**Record excerpts:**
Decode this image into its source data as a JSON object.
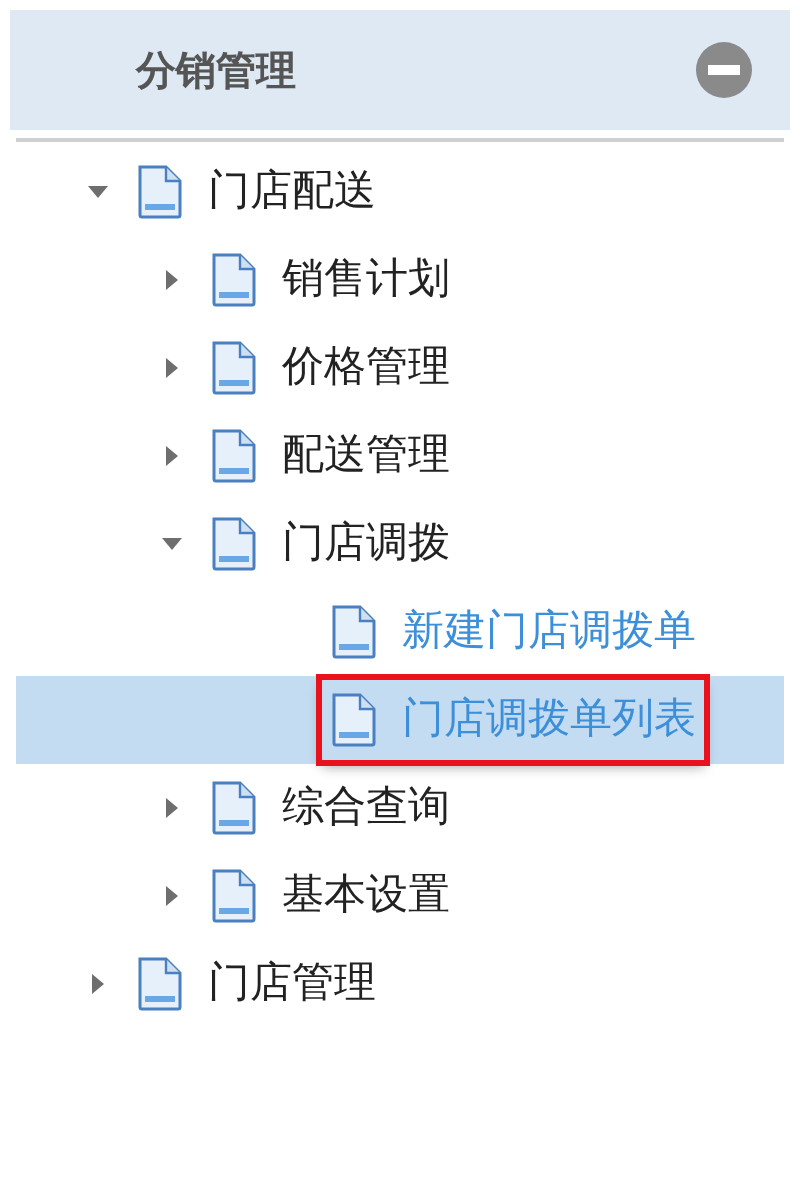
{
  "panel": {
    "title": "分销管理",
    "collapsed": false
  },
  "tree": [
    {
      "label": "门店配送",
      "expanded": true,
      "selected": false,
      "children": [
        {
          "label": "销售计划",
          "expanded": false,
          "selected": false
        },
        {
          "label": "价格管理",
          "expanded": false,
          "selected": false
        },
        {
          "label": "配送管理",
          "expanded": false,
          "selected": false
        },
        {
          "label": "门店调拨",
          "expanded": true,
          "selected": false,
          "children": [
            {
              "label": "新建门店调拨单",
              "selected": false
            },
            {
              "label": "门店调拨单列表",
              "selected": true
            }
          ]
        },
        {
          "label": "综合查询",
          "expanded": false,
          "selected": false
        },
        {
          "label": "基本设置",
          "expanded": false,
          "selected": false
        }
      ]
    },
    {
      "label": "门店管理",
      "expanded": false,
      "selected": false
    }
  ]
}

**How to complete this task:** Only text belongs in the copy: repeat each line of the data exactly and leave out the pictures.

**Response area:**
Decode this image into its source data as a JSON object.
{
  "panel": {
    "title": "分销管理",
    "collapsed": false
  },
  "tree": [
    {
      "label": "门店配送",
      "expanded": true,
      "selected": false,
      "children": [
        {
          "label": "销售计划",
          "expanded": false,
          "selected": false
        },
        {
          "label": "价格管理",
          "expanded": false,
          "selected": false
        },
        {
          "label": "配送管理",
          "expanded": false,
          "selected": false
        },
        {
          "label": "门店调拨",
          "expanded": true,
          "selected": false,
          "children": [
            {
              "label": "新建门店调拨单",
              "selected": false
            },
            {
              "label": "门店调拨单列表",
              "selected": true
            }
          ]
        },
        {
          "label": "综合查询",
          "expanded": false,
          "selected": false
        },
        {
          "label": "基本设置",
          "expanded": false,
          "selected": false
        }
      ]
    },
    {
      "label": "门店管理",
      "expanded": false,
      "selected": false
    }
  ]
}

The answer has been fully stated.